Robert Tang
Robert Tang, Contributor
Robert Tang is a sophomore from New York City, double majoring in Economics and Political science with a minor in German Studies. His interests include international law, civil-military relations, and developments in the global political economy.

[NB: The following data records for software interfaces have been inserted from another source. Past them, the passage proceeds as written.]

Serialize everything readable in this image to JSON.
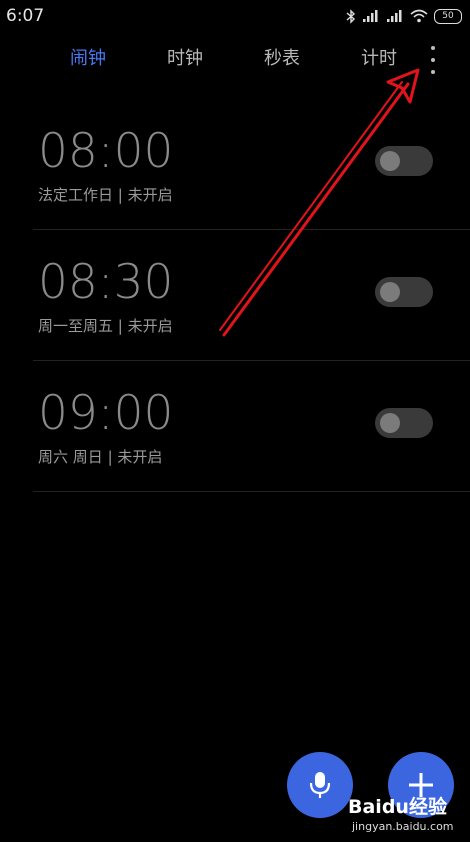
{
  "status_bar": {
    "time": "6:07",
    "battery": "50"
  },
  "tabs": [
    {
      "label": "闹钟",
      "active": true
    },
    {
      "label": "时钟",
      "active": false
    },
    {
      "label": "秒表",
      "active": false
    },
    {
      "label": "计时",
      "active": false
    }
  ],
  "alarms": [
    {
      "time": "08:00",
      "repeat": "法定工作日",
      "status": "未开启",
      "enabled": false
    },
    {
      "time": "08:30",
      "repeat": "周一至周五",
      "status": "未开启",
      "enabled": false
    },
    {
      "time": "09:00",
      "repeat": "周六 周日",
      "status": "未开启",
      "enabled": false
    }
  ],
  "colors": {
    "accent": "#4a78f2",
    "fab": "#3c66e0",
    "annotation": "#e0141a"
  },
  "watermark": {
    "title": "Baidu经验",
    "url": "jingyan.baidu.com"
  }
}
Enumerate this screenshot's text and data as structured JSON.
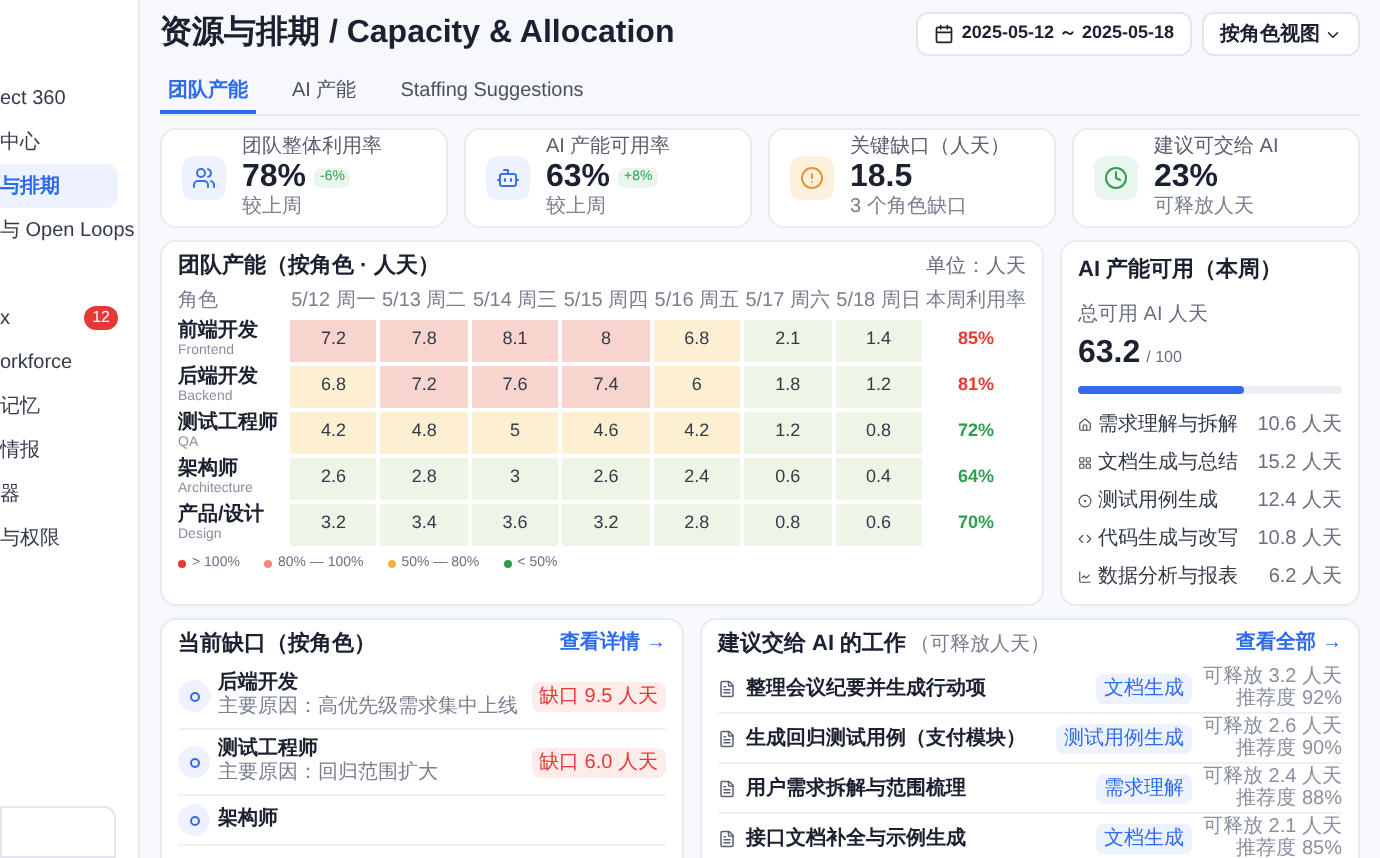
{
  "sidebar": {
    "items": [
      {
        "label": "ect 360",
        "selected": false
      },
      {
        "label": "中心",
        "selected": false
      },
      {
        "label": "与排期",
        "selected": true
      },
      {
        "label": "与 Open Loops",
        "selected": false
      },
      {
        "label": "x",
        "badge": "12",
        "selected": false
      },
      {
        "label": "orkforce",
        "selected": false
      },
      {
        "label": "记忆",
        "selected": false
      },
      {
        "label": "情报",
        "selected": false
      },
      {
        "label": "器",
        "selected": false
      },
      {
        "label": "与权限",
        "selected": false
      }
    ]
  },
  "header": {
    "title": "资源与排期 / Capacity & Allocation",
    "date_range": "2025-05-12 ～ 2025-05-18",
    "view_select": "按角色视图"
  },
  "tabs": [
    {
      "label": "团队产能",
      "selected": true
    },
    {
      "label": "AI 产能",
      "selected": false
    },
    {
      "label": "Staffing Suggestions",
      "selected": false
    }
  ],
  "kpis": [
    {
      "kind": "people",
      "label": "团队整体利用率",
      "value": "78%",
      "delta": "-6%",
      "note": "较上周"
    },
    {
      "kind": "robot",
      "label": "AI 产能可用率",
      "value": "63%",
      "delta": "+8%",
      "note": "较上周"
    },
    {
      "kind": "alert",
      "label": "关键缺口（人天）",
      "value": "18.5",
      "note": "3 个角色缺口"
    },
    {
      "kind": "clock",
      "label": "建议可交给 AI",
      "value": "23%",
      "note": "可释放人天"
    }
  ],
  "heatmap": {
    "title": "团队产能（按角色 · 人天）",
    "unit": "单位：人天",
    "role_header": "角色",
    "columns": [
      "5/12 周一",
      "5/13 周二",
      "5/14 周三",
      "5/15 周四",
      "5/16 周五",
      "5/17 周六",
      "5/18 周日"
    ],
    "utilization_header": "本周利用率",
    "rows": [
      {
        "role": "前端开发",
        "role_en": "Frontend",
        "cells": [
          {
            "value": "7.2",
            "color": "#f8d4cf"
          },
          {
            "value": "7.8",
            "color": "#f8d4cf"
          },
          {
            "value": "8.1",
            "color": "#f8d4cf"
          },
          {
            "value": "8",
            "color": "#f8d4cf"
          },
          {
            "value": "6.8",
            "color": "#fdf0d2"
          },
          {
            "value": "2.1",
            "color": "#eef4e6"
          },
          {
            "value": "1.4",
            "color": "#eef4e6"
          }
        ],
        "utilization": "85%",
        "color": "#e53935"
      },
      {
        "role": "后端开发",
        "role_en": "Backend",
        "cells": [
          {
            "value": "6.8",
            "color": "#fdf0d2"
          },
          {
            "value": "7.2",
            "color": "#f8d4cf"
          },
          {
            "value": "7.6",
            "color": "#f8d4cf"
          },
          {
            "value": "7.4",
            "color": "#f8d4cf"
          },
          {
            "value": "6",
            "color": "#fdf0d2"
          },
          {
            "value": "1.8",
            "color": "#eef4e6"
          },
          {
            "value": "1.2",
            "color": "#eef4e6"
          }
        ],
        "utilization": "81%",
        "color": "#e53935"
      },
      {
        "role": "测试工程师",
        "role_en": "QA",
        "cells": [
          {
            "value": "4.2",
            "color": "#fdf0d2"
          },
          {
            "value": "4.8",
            "color": "#fdf0d2"
          },
          {
            "value": "5",
            "color": "#fdf0d2"
          },
          {
            "value": "4.6",
            "color": "#fdf0d2"
          },
          {
            "value": "4.2",
            "color": "#fdf0d2"
          },
          {
            "value": "1.2",
            "color": "#eef4e6"
          },
          {
            "value": "0.8",
            "color": "#eef4e6"
          }
        ],
        "utilization": "72%",
        "color": "#2e9e4f"
      },
      {
        "role": "架构师",
        "role_en": "Architecture",
        "cells": [
          {
            "value": "2.6",
            "color": "#eef4e6"
          },
          {
            "value": "2.8",
            "color": "#eef4e6"
          },
          {
            "value": "3",
            "color": "#eef4e6"
          },
          {
            "value": "2.6",
            "color": "#eef4e6"
          },
          {
            "value": "2.4",
            "color": "#eef4e6"
          },
          {
            "value": "0.6",
            "color": "#eef4e6"
          },
          {
            "value": "0.4",
            "color": "#eef4e6"
          }
        ],
        "utilization": "64%",
        "color": "#2e9e4f"
      },
      {
        "role": "产品/设计",
        "role_en": "Design",
        "cells": [
          {
            "value": "3.2",
            "color": "#eef4e6"
          },
          {
            "value": "3.4",
            "color": "#eef4e6"
          },
          {
            "value": "3.6",
            "color": "#eef4e6"
          },
          {
            "value": "3.2",
            "color": "#eef4e6"
          },
          {
            "value": "2.8",
            "color": "#eef4e6"
          },
          {
            "value": "0.8",
            "color": "#eef4e6"
          },
          {
            "value": "0.6",
            "color": "#eef4e6"
          }
        ],
        "utilization": "70%",
        "color": "#2e9e4f"
      }
    ],
    "legend": [
      {
        "label": "> 100%",
        "color": "#e53935"
      },
      {
        "label": "80% — 100%",
        "color": "#f08a7e"
      },
      {
        "label": "50% — 80%",
        "color": "#f5b041"
      },
      {
        "label": "< 50%",
        "color": "#2e9e4f"
      }
    ]
  },
  "ai_capacity": {
    "title": "AI 产能可用（本周）",
    "label": "总可用 AI 人天",
    "value": "63.2",
    "total": "/ 100",
    "level": 0.632,
    "items": [
      {
        "kind": "home",
        "name": "需求理解与拆解",
        "value": "10.6 人天"
      },
      {
        "kind": "grid",
        "name": "文档生成与总结",
        "value": "15.2 人天"
      },
      {
        "kind": "circle",
        "name": "测试用例生成",
        "value": "12.4 人天"
      },
      {
        "kind": "code",
        "name": "代码生成与改写",
        "value": "10.8 人天"
      },
      {
        "kind": "chart",
        "name": "数据分析与报表",
        "value": "6.2 人天"
      }
    ]
  },
  "shortages": {
    "title": "当前缺口（按角色）",
    "link": "查看详情 →",
    "items": [
      {
        "role": "后端开发",
        "reason": "主要原因：高优先级需求集中上线",
        "gap": "缺口 9.5 人天"
      },
      {
        "role": "测试工程师",
        "reason": "主要原因：回归范围扩大",
        "gap": "缺口 6.0 人天"
      },
      {
        "role": "架构师"
      }
    ]
  },
  "ai_work": {
    "title": "建议交给 AI 的工作",
    "subtitle": "（可释放人天）",
    "link": "查看全部 →",
    "items": [
      {
        "task": "整理会议纪要并生成行动项",
        "tag": "文档生成",
        "release": "可释放 3.2 人天",
        "score": "推荐度 92%"
      },
      {
        "task": "生成回归测试用例（支付模块）",
        "tag": "测试用例生成",
        "release": "可释放 2.6 人天",
        "score": "推荐度 90%"
      },
      {
        "task": "用户需求拆解与范围梳理",
        "tag": "需求理解",
        "release": "可释放 2.4 人天",
        "score": "推荐度 88%"
      },
      {
        "task": "接口文档补全与示例生成",
        "tag": "文档生成",
        "release": "可释放 2.1 人天",
        "score": "推荐度 85%"
      }
    ]
  }
}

Outside of VPR, he can be found trying out new restaurants in Nashville and walking in Centennial Park.